Directly east from the capital, Brussels, is the city of Leuven, a lively city thanks to the large number of students that attend the oldest Catholic university in the world. Boasting sites such as the The Belfry on St. Peter’s Church and the Grand Beguinage, the most notable landmark of the city is the Leuven Town Hall, found in the main square. Built in 1460 AD in a Gothic style it is an incredible architectural masterpiece, famous for its ornate architecture, crafted with sublime detail. Visitors should be sure to make the trip down to the square at night when the building is decoratively lit up.
Visitors seeking an oddity should head to Ladeuzeplein Square. Dominating the square is the historical library of the university, and standing in front of the library is the Totem - a 23 metre (75 ft) high needle with a green beetle skewered onto it. A renowned artist was asked to design a fitting sculpture and gift it to the city, and well - that's artists for you...

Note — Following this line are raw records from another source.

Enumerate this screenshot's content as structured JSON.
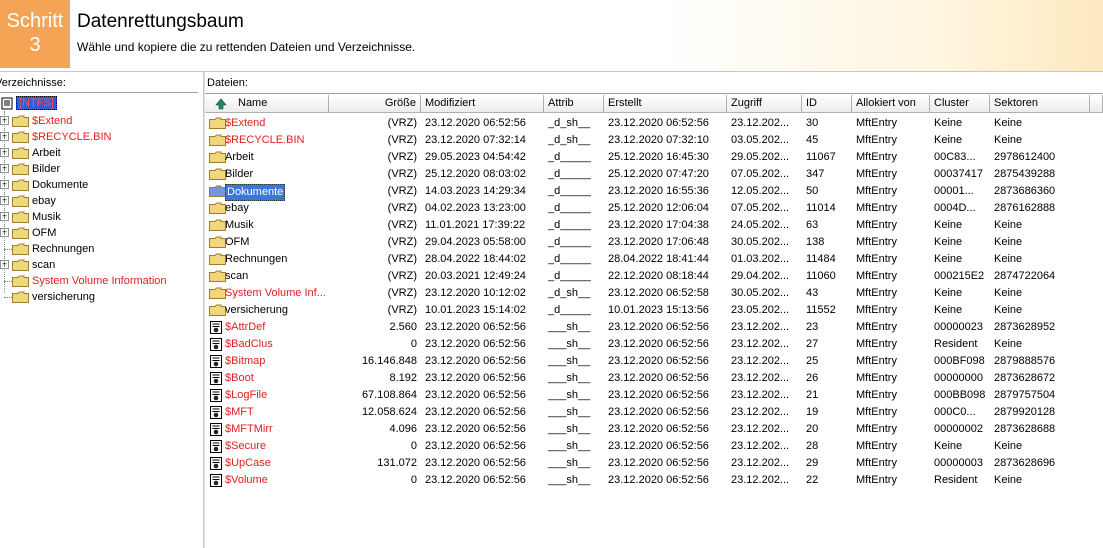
{
  "header": {
    "step_line1": "Schritt",
    "step_line2": "3",
    "title": "Datenrettungsbaum",
    "subtitle": "Wähle und kopiere die zu rettenden Dateien und Verzeichnisse."
  },
  "tree": {
    "label": "Verzeichnisse:",
    "root": "[NTFS]",
    "items": [
      {
        "label": "$Extend",
        "red": true,
        "expander": true
      },
      {
        "label": "$RECYCLE.BIN",
        "red": true,
        "expander": true
      },
      {
        "label": "Arbeit",
        "red": false,
        "expander": true
      },
      {
        "label": "Bilder",
        "red": false,
        "expander": true
      },
      {
        "label": "Dokumente",
        "red": false,
        "expander": true
      },
      {
        "label": "ebay",
        "red": false,
        "expander": true
      },
      {
        "label": "Musik",
        "red": false,
        "expander": true
      },
      {
        "label": "OFM",
        "red": false,
        "expander": true
      },
      {
        "label": "Rechnungen",
        "red": false,
        "expander": false
      },
      {
        "label": "scan",
        "red": false,
        "expander": true
      },
      {
        "label": "System Volume Information",
        "red": true,
        "expander": false
      },
      {
        "label": "versicherung",
        "red": false,
        "expander": false
      }
    ]
  },
  "files": {
    "label": "Dateien:",
    "columns": [
      "Name",
      "Größe",
      "Modifiziert",
      "Attrib",
      "Erstellt",
      "Zugriff",
      "ID",
      "Allokiert von",
      "Cluster",
      "Sektoren"
    ],
    "rows": [
      {
        "name": "$Extend",
        "size": "(VRZ)",
        "modified": "23.12.2020 06:52:56",
        "attrib": "_d_sh__",
        "created": "23.12.2020 06:52:56",
        "access": "23.12.202...",
        "id": "30",
        "alloc": "MftEntry",
        "cluster": "Keine",
        "sectors": "Keine",
        "type": "folder",
        "red": true
      },
      {
        "name": "$RECYCLE.BIN",
        "size": "(VRZ)",
        "modified": "23.12.2020 07:32:14",
        "attrib": "_d_sh__",
        "created": "23.12.2020 07:32:10",
        "access": "03.05.202...",
        "id": "45",
        "alloc": "MftEntry",
        "cluster": "Keine",
        "sectors": "Keine",
        "type": "folder",
        "red": true
      },
      {
        "name": "Arbeit",
        "size": "(VRZ)",
        "modified": "29.05.2023 04:54:42",
        "attrib": "_d_____",
        "created": "25.12.2020 16:45:30",
        "access": "29.05.202...",
        "id": "11067",
        "alloc": "MftEntry",
        "cluster": "00C83...",
        "sectors": "2978612400",
        "type": "folder",
        "red": false
      },
      {
        "name": "Bilder",
        "size": "(VRZ)",
        "modified": "25.12.2020 08:03:02",
        "attrib": "_d_____",
        "created": "25.12.2020 07:47:20",
        "access": "07.05.202...",
        "id": "347",
        "alloc": "MftEntry",
        "cluster": "00037417",
        "sectors": "2875439288",
        "type": "folder",
        "red": false
      },
      {
        "name": "Dokumente",
        "size": "(VRZ)",
        "modified": "14.03.2023 14:29:34",
        "attrib": "_d_____",
        "created": "23.12.2020 16:55:36",
        "access": "12.05.202...",
        "id": "50",
        "alloc": "MftEntry",
        "cluster": "00001...",
        "sectors": "2873686360",
        "type": "folder",
        "red": false,
        "selected": true
      },
      {
        "name": "ebay",
        "size": "(VRZ)",
        "modified": "04.02.2023 13:23:00",
        "attrib": "_d_____",
        "created": "25.12.2020 12:06:04",
        "access": "07.05.202...",
        "id": "11014",
        "alloc": "MftEntry",
        "cluster": "0004D...",
        "sectors": "2876162888",
        "type": "folder",
        "red": false
      },
      {
        "name": "Musik",
        "size": "(VRZ)",
        "modified": "11.01.2021 17:39:22",
        "attrib": "_d_____",
        "created": "23.12.2020 17:04:38",
        "access": "24.05.202...",
        "id": "63",
        "alloc": "MftEntry",
        "cluster": "Keine",
        "sectors": "Keine",
        "type": "folder",
        "red": false
      },
      {
        "name": "OFM",
        "size": "(VRZ)",
        "modified": "29.04.2023 05:58:00",
        "attrib": "_d_____",
        "created": "23.12.2020 17:06:48",
        "access": "30.05.202...",
        "id": "138",
        "alloc": "MftEntry",
        "cluster": "Keine",
        "sectors": "Keine",
        "type": "folder",
        "red": false
      },
      {
        "name": "Rechnungen",
        "size": "(VRZ)",
        "modified": "28.04.2022 18:44:02",
        "attrib": "_d_____",
        "created": "28.04.2022 18:41:44",
        "access": "01.03.202...",
        "id": "11484",
        "alloc": "MftEntry",
        "cluster": "Keine",
        "sectors": "Keine",
        "type": "folder",
        "red": false
      },
      {
        "name": "scan",
        "size": "(VRZ)",
        "modified": "20.03.2021 12:49:24",
        "attrib": "_d_____",
        "created": "22.12.2020 08:18:44",
        "access": "29.04.202...",
        "id": "11060",
        "alloc": "MftEntry",
        "cluster": "000215E2",
        "sectors": "2874722064",
        "type": "folder",
        "red": false
      },
      {
        "name": "System Volume Inf...",
        "size": "(VRZ)",
        "modified": "23.12.2020 10:12:02",
        "attrib": "_d_sh__",
        "created": "23.12.2020 06:52:58",
        "access": "30.05.202...",
        "id": "43",
        "alloc": "MftEntry",
        "cluster": "Keine",
        "sectors": "Keine",
        "type": "folder",
        "red": true
      },
      {
        "name": "versicherung",
        "size": "(VRZ)",
        "modified": "10.01.2023 15:14:02",
        "attrib": "_d_____",
        "created": "10.01.2023 15:13:56",
        "access": "23.05.202...",
        "id": "11552",
        "alloc": "MftEntry",
        "cluster": "Keine",
        "sectors": "Keine",
        "type": "folder",
        "red": false
      },
      {
        "name": "$AttrDef",
        "size": "2.560",
        "modified": "23.12.2020 06:52:56",
        "attrib": "___sh__",
        "created": "23.12.2020 06:52:56",
        "access": "23.12.202...",
        "id": "23",
        "alloc": "MftEntry",
        "cluster": "00000023",
        "sectors": "2873628952",
        "type": "sysfile",
        "red": true
      },
      {
        "name": "$BadClus",
        "size": "0",
        "modified": "23.12.2020 06:52:56",
        "attrib": "___sh__",
        "created": "23.12.2020 06:52:56",
        "access": "23.12.202...",
        "id": "27",
        "alloc": "MftEntry",
        "cluster": "Resident",
        "sectors": "Keine",
        "type": "sysfile",
        "red": true
      },
      {
        "name": "$Bitmap",
        "size": "16.146.848",
        "modified": "23.12.2020 06:52:56",
        "attrib": "___sh__",
        "created": "23.12.2020 06:52:56",
        "access": "23.12.202...",
        "id": "25",
        "alloc": "MftEntry",
        "cluster": "000BF098",
        "sectors": "2879888576",
        "type": "sysfile",
        "red": true
      },
      {
        "name": "$Boot",
        "size": "8.192",
        "modified": "23.12.2020 06:52:56",
        "attrib": "___sh__",
        "created": "23.12.2020 06:52:56",
        "access": "23.12.202...",
        "id": "26",
        "alloc": "MftEntry",
        "cluster": "00000000",
        "sectors": "2873628672",
        "type": "sysfile",
        "red": true
      },
      {
        "name": "$LogFile",
        "size": "67.108.864",
        "modified": "23.12.2020 06:52:56",
        "attrib": "___sh__",
        "created": "23.12.2020 06:52:56",
        "access": "23.12.202...",
        "id": "21",
        "alloc": "MftEntry",
        "cluster": "000BB098",
        "sectors": "2879757504",
        "type": "sysfile",
        "red": true
      },
      {
        "name": "$MFT",
        "size": "12.058.624",
        "modified": "23.12.2020 06:52:56",
        "attrib": "___sh__",
        "created": "23.12.2020 06:52:56",
        "access": "23.12.202...",
        "id": "19",
        "alloc": "MftEntry",
        "cluster": "000C0...",
        "sectors": "2879920128",
        "type": "sysfile",
        "red": true
      },
      {
        "name": "$MFTMirr",
        "size": "4.096",
        "modified": "23.12.2020 06:52:56",
        "attrib": "___sh__",
        "created": "23.12.2020 06:52:56",
        "access": "23.12.202...",
        "id": "20",
        "alloc": "MftEntry",
        "cluster": "00000002",
        "sectors": "2873628688",
        "type": "sysfile",
        "red": true
      },
      {
        "name": "$Secure",
        "size": "0",
        "modified": "23.12.2020 06:52:56",
        "attrib": "___sh__",
        "created": "23.12.2020 06:52:56",
        "access": "23.12.202...",
        "id": "28",
        "alloc": "MftEntry",
        "cluster": "Keine",
        "sectors": "Keine",
        "type": "sysfile",
        "red": true
      },
      {
        "name": "$UpCase",
        "size": "131.072",
        "modified": "23.12.2020 06:52:56",
        "attrib": "___sh__",
        "created": "23.12.2020 06:52:56",
        "access": "23.12.202...",
        "id": "29",
        "alloc": "MftEntry",
        "cluster": "00000003",
        "sectors": "2873628696",
        "type": "sysfile",
        "red": true
      },
      {
        "name": "$Volume",
        "size": "0",
        "modified": "23.12.2020 06:52:56",
        "attrib": "___sh__",
        "created": "23.12.2020 06:52:56",
        "access": "23.12.202...",
        "id": "22",
        "alloc": "MftEntry",
        "cluster": "Resident",
        "sectors": "Keine",
        "type": "sysfile",
        "red": true
      }
    ]
  },
  "colors": {
    "step_bg": "#f5a455",
    "deleted_red": "#e02020",
    "selection": "#3a78d8",
    "folder": "#f2d77a"
  }
}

Between Bruges and the capital, Brussels, is the city of Ghent, one of the richest and most powerful cities of the middle ages, with the impact of this rich history still clearly visible today. Standing on St. Michael's Bridge allows visitors the chance to view the Graslei and Korenlei, as well as Saint Michael's Church, the three tower row and the rich trader houses that line the canal, an impressive scene that can only be viewed in its entirety from this location. Close to the bridge is the 12th century Gravensteen, also known as the Castle Of The Counts, one of the oldest buildings in this city of history. Though Ghent will often be described as Belgium’s best kept secret, it would appear that the secret is out.
In the south of the country, within the Ardennes Forest is the picture postcard city of Dinant, built within a valley carved by the Meuse River. Famed for its 11th century cliff top citadel, small houses and shop fronts dotted along the river bank, the cities most striking structure is the unmissable and enormous 13th century Collegiate Church of Notre Dame De Dinant. Still remarkable after being partially rebuilt post a massive landslide, it remains one of the most unique and superb Gothic style churches in the country.
In what could almost pass for the centre of the country sits the Belgian capital, Brussels, which because of the headquarters of many European institutions might also be considered something of a capital for the European Union. Home to some incredibly historical buildings of flamboyant architecture, Brussels is undoubtedly one of the most visited capitals in Europe. Visitors usually get lost around the large market square known as Grand Place, filled with terrace cafes, pubs, theatres and Belgian chocolate shops among the ornate Gothic structures.
In the north west of the country, close to the border with the Netherlands is the city of Bruges, noted for its pretty canals it is probably the most famous of many cities to hold the nickname 'Europe’s Venice of the North'. With most of its medieval architecture intact, it is one of the best preserved medieval towns in Europe, with many notable medieval buildings including the Church of Our Lady, whose brick spire reaches 115.6 metre (379 ft) high, making it the world's second highest brick building. The sculpture Madonna and Child, which can be seen in the transept, is believed to be the only of Michelangelo's sculptures to have left Italy within his lifetime. Within the beautiful market square of coloured merchant houses is Bruges most famous landmark, the 13th century belfty housing a municipal carillon comprising 47 bells. Considered one of the Europe's most beautiful cities, unsurprisingly the historic centre of Bruges has been designated a UNESCO World Heritage Site.
Pictured from one of the finest spots in the city, with the Djiver Mansions on the corner and the Belfry of Bruges in the background.